→ TASK BRIEF: Count the lines in the entries that contain the string "data". State nothing but the number.

→ MATERIAL SUPPLIED:

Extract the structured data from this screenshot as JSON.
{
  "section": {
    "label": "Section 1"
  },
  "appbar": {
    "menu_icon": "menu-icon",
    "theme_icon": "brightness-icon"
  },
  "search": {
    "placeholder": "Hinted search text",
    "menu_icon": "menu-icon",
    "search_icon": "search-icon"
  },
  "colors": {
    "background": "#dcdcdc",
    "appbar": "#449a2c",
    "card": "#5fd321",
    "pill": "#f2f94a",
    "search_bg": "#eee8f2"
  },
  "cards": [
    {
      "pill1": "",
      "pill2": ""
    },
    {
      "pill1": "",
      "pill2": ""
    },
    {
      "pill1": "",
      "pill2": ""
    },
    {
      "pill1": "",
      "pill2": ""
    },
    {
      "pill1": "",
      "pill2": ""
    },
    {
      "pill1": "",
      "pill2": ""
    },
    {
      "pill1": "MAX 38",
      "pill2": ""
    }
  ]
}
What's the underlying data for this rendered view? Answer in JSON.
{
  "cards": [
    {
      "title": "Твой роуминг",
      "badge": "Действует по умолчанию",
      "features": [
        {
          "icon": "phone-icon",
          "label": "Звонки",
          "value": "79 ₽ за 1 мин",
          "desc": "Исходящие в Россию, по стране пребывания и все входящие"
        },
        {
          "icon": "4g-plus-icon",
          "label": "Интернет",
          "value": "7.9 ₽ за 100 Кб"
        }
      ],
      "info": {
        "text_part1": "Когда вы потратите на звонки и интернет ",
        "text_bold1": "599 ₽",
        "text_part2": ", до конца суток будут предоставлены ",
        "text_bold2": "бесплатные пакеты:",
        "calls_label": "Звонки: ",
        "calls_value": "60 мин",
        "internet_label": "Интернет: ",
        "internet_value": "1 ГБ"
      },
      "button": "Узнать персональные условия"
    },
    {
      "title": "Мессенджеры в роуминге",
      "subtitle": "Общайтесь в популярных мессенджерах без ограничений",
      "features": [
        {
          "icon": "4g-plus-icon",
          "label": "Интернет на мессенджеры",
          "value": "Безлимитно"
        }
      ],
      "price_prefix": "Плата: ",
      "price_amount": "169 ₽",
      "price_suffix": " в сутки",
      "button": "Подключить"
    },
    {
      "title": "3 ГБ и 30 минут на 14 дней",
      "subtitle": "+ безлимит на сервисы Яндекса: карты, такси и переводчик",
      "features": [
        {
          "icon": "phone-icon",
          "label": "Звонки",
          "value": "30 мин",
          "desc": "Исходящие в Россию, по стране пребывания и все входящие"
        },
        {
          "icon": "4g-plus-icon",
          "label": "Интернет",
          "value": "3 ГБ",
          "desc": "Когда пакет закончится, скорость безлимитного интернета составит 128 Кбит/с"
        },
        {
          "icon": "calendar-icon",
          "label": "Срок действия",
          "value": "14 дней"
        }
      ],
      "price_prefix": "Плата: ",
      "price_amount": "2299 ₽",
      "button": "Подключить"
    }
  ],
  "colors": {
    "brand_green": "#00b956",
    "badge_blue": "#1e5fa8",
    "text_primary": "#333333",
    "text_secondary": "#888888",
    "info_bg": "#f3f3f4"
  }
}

→ REPLY TO THE EXERCISE: 2